“He spent two decades ardently advocating the book as his basic spiritual statement. Krishnamurti was over 30 years old when he required his most earnest followers to sign their acceptance of the book’s teachings as the ideals of their lives. He published and promoted At the Feet of the Master “by J. Krishnamurti” when he was in his 30s, and he earned royalties from its sales. He was still advertising and selling his own editions of his book when he was 35 years old, even after he dissolved the Order of the Star.”
Admittedly, the following is stated in the foreword: “These are not my words; they are the words of the Master who taught me.” This statement is apparently related to Leadbeater’s claim that the so-called Master Kuthumi was “releasing” the spiritual instruction that makes up the work to young Krishnamurti while the latter was asleep.

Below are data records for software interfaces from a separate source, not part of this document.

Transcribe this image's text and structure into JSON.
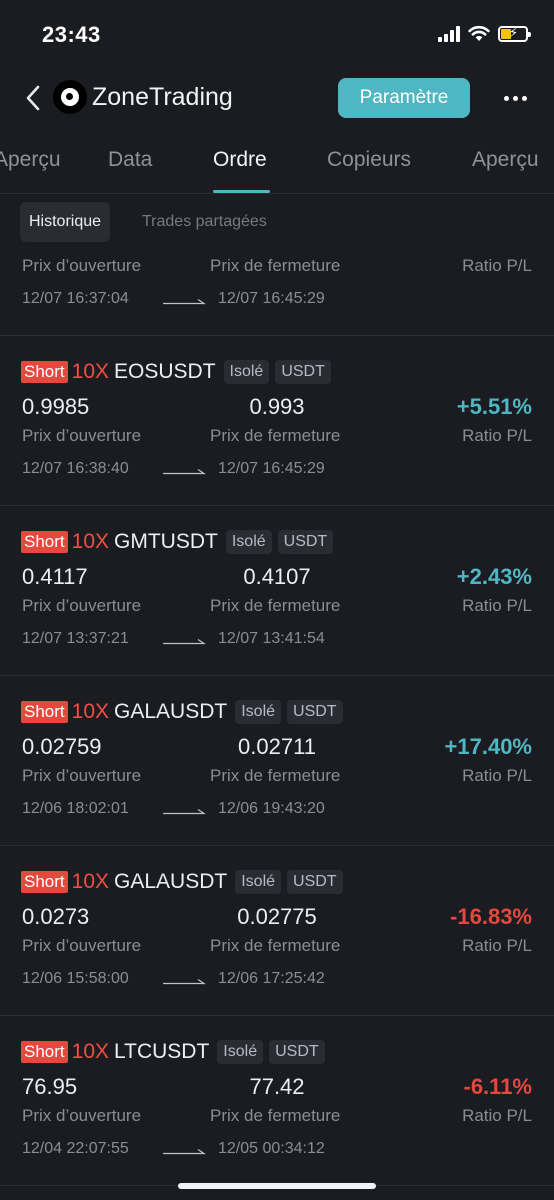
{
  "status": {
    "time": "23:43"
  },
  "header": {
    "title": "ZoneTrading",
    "button": "Paramètre"
  },
  "tabs": [
    "Aperçu",
    "Data",
    "Ordre",
    "Copieurs",
    "Aperçu"
  ],
  "subtabs": [
    "Historique",
    "Trades partagées"
  ],
  "labels": {
    "open": "Prix d’ouverture",
    "close": "Prix de fermeture",
    "ratio": "Ratio P/L"
  },
  "partial_card": {
    "open_time": "12/07 16:37:04",
    "close_time": "12/07 16:45:29"
  },
  "trades": [
    {
      "side": "Short",
      "leverage": "10X",
      "symbol": "EOSUSDT",
      "margin": "Isolé",
      "quote": "USDT",
      "open_price": "0.9985",
      "close_price": "0.993",
      "ratio": "+5.51%",
      "open_time": "12/07 16:38:40",
      "close_time": "12/07 16:45:29"
    },
    {
      "side": "Short",
      "leverage": "10X",
      "symbol": "GMTUSDT",
      "margin": "Isolé",
      "quote": "USDT",
      "open_price": "0.4117",
      "close_price": "0.4107",
      "ratio": "+2.43%",
      "open_time": "12/07 13:37:21",
      "close_time": "12/07 13:41:54"
    },
    {
      "side": "Short",
      "leverage": "10X",
      "symbol": "GALAUSDT",
      "margin": "Isolé",
      "quote": "USDT",
      "open_price": "0.02759",
      "close_price": "0.02711",
      "ratio": "+17.40%",
      "open_time": "12/06 18:02:01",
      "close_time": "12/06 19:43:20"
    },
    {
      "side": "Short",
      "leverage": "10X",
      "symbol": "GALAUSDT",
      "margin": "Isolé",
      "quote": "USDT",
      "open_price": "0.0273",
      "close_price": "0.02775",
      "ratio": "-16.83%",
      "open_time": "12/06 15:58:00",
      "close_time": "12/06 17:25:42"
    },
    {
      "side": "Short",
      "leverage": "10X",
      "symbol": "LTCUSDT",
      "margin": "Isolé",
      "quote": "USDT",
      "open_price": "76.95",
      "close_price": "77.42",
      "ratio": "-6.11%",
      "open_time": "12/04 22:07:55",
      "close_time": "12/05 00:34:12"
    }
  ],
  "colors": {
    "accent": "#4fb7c3",
    "loss": "#e5483d",
    "background": "#1b1c21"
  }
}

Krishnamurti’s attitude towards the book changed over time. S. Lyoyd Williams quotes Krishnamurti’s May 29, 1946 letter to Hadjipetros:
“At the Feet of the Master is not copyrighted and so anyone can translate as they please. We feel we shall not be responsible for it as it is not copyrighted, and as there have been considerable changes in our thought since it was written. The main principles in it, such as Karma, good behavior etc., are undeniable, but all the frame round it about the masters, initiation, and so on, seems an impediment to real understanding.”
The book is considered a theosophical classic, and as of 2010, it has never been out-of-print. As of the same year, early editions of the work were in the public domain within several jurisdictions.
As for the connection of the third Object and ethics, karma appears to connect the two. The third Object includes the study of the hidden laws of nature. The principle of karma is such a law, and it pertains to ethics. As the law of compensation, it measures the consequences each person receives for his or her actions. This applies as well to actions that affect others. So, by karma, how we treat others, and, more generally, how our actions affect others has a bearing on the effects we will experience in life (whether this life or a future one).
Interestingly, the Objects of the Theosophical Society do not mention Theosophy. It is worth considering why this is the case. One guess is that the fulfillment of the Objects is, in effect, a practical realization of Theosophy. That would preclude having to mention Theosophy separately. Another possible reason for the omission is that it is simply not the case that the Theosophical Society is the embodiment of Theosophy per se. Theosophy existed in the past, and continues to exist in the present as a Wisdom Tradition independent of the T.S. This is why Quest Books publishes works by numerous authors who are not members of T.S. These writers produce works that exemplify Theosophical themes even without being “card-carrying” Theosophists. A final consideration is that the members of T.S. are free to understand Theosophy in their own way. For that reason there is no official definition of Theosophy by the T.S. such that all members are obliged to subscribe to it.
There are two ways of looking at Theosophy: It is what is in common to all the religions of the world, or it is a secret tradition handed down by initiates. These two ways do not necessarily contradict. It is plausible to suppose that there is a common essence shared by all religions. But it is also plausible that on the exoteric level, not all (or even many) practitioners of the various religions are cognizant of such commonality. Many adherents of exoteric orthodoxy view their own religion as exclusively correct. But the shared essence still subsists despite such widespread ignorance. At the same time it is plausible that select members of every religion do possess the deeper insight about the shared essence of religions. These select members constitute the initiates. Arguably, these relatively enlightened persons have found ways to convey the inner meaning of their religion (i.e., the meaning shared by all religions) such that those who were ready for the insight could receive it.